Country overview

Lionel Fulton (Labour Research Department)

Employee representatives have half the seats on the boards of larger Germany companies and one-third of the seats in medium-sized companies. Both unions and employers were consulted on the legislation implementing the directive and the employers used the discussion on implementation to start a wide-ranging attack on the national system of board-level representation.

Employee representation at board level is a central part of the German system of industrial relations. Employee representatives have a right to seats on the supervisory board of larger companies – one-third in companies with 500 to 2,000 employees, half in companies with more than 2,000. This made the issue of employee representation in European companies a key concern. In the years of debate before the directive was passed, the German government was concerned to ensure that German companies could not use the opportunity to become European companies to escape from their obligations to give supervisory board seats to employee representatives.
Unions and employers were consulted on the implementation of the directive and the employers used the opportunity to launch an attack on the existing system, arguing in a document published in November 2004 that it required substantial “modernisation”. This led in turn to a government commission, made up of representatives of the unions and the employers and independent experts, being appointed to discuss employee board-level representation in Germany. It completed its work at the end of 2006 but was unable to present a common report because of fundamental disagreements between the unions and employers. However, the independent members of the commission produced their own report, which stated that they saw no reason to propose a fundamental revision of the German system of board-level representation but called for a number of changes. As the coalition government which by that time was in place, had agreed that it would only implement the recommendations of the commission if they were unanimous, no subsequent changes were introduced.
It remains the case, however, that Germany is one of the few, if the not the only country, where the implementation of the directive led to a wide public debate.

Special negotiating body (SNB)

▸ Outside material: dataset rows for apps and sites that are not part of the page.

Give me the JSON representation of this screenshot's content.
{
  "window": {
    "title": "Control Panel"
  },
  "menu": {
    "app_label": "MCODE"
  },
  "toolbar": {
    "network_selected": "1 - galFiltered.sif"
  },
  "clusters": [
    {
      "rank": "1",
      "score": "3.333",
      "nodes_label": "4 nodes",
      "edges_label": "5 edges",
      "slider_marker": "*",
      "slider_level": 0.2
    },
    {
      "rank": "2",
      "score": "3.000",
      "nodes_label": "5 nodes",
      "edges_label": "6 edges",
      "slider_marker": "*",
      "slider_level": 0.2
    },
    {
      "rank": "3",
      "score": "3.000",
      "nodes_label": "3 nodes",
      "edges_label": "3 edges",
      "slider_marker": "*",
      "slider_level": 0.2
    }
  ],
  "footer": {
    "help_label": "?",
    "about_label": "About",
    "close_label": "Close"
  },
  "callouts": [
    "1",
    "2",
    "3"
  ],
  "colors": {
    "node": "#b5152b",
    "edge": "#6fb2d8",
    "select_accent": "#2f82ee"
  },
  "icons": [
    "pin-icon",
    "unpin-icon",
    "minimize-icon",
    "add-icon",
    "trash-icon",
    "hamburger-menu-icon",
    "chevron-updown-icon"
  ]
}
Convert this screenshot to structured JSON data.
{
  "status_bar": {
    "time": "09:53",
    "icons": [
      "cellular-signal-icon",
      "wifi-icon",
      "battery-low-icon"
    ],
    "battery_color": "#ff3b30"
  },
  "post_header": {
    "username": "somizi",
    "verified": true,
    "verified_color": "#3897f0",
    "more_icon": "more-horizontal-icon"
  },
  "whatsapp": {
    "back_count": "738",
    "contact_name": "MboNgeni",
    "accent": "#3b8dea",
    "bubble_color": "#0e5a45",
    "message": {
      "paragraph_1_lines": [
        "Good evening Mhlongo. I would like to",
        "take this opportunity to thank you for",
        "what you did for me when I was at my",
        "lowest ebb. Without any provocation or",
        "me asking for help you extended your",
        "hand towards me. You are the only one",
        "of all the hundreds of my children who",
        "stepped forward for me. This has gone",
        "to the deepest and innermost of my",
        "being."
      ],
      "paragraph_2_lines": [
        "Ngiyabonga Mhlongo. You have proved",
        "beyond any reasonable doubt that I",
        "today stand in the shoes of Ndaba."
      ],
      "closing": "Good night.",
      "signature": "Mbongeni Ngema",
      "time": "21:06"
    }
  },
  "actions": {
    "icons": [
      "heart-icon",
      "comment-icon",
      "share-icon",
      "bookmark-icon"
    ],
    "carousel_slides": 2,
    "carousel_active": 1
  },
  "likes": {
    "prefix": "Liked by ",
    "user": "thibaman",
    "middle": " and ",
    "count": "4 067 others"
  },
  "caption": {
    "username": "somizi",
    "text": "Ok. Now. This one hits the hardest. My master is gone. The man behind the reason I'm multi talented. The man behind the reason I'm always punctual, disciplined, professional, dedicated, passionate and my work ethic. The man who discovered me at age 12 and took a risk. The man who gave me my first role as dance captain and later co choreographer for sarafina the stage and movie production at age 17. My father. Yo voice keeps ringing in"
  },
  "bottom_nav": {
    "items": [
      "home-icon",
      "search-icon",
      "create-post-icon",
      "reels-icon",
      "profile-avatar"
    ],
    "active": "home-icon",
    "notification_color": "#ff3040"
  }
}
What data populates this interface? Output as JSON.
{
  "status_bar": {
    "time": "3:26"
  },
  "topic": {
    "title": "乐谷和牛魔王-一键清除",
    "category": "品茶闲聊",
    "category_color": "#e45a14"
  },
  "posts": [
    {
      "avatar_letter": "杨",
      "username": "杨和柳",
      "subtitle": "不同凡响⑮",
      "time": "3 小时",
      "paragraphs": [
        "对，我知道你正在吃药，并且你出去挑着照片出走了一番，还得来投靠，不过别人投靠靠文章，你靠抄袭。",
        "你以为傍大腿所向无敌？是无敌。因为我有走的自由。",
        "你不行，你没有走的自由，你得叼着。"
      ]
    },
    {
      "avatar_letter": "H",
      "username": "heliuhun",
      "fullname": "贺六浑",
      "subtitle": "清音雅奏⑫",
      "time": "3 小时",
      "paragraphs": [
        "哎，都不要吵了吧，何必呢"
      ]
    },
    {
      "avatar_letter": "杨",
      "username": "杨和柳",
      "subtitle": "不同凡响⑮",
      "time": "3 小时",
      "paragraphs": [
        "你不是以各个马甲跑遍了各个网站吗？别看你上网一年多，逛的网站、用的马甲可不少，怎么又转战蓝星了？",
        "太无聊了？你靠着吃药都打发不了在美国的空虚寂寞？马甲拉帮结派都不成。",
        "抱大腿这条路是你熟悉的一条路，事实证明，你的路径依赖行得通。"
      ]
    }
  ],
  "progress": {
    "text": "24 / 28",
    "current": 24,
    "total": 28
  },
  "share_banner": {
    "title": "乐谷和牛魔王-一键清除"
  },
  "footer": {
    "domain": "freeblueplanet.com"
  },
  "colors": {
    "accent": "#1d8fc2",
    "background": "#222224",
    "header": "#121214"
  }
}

Standard rules under the fallback procedure

Misuse of procedures and structural change

L. Fulton (2008) Anchoring the European Company in National Law - Country Overviews (online publication, prepared for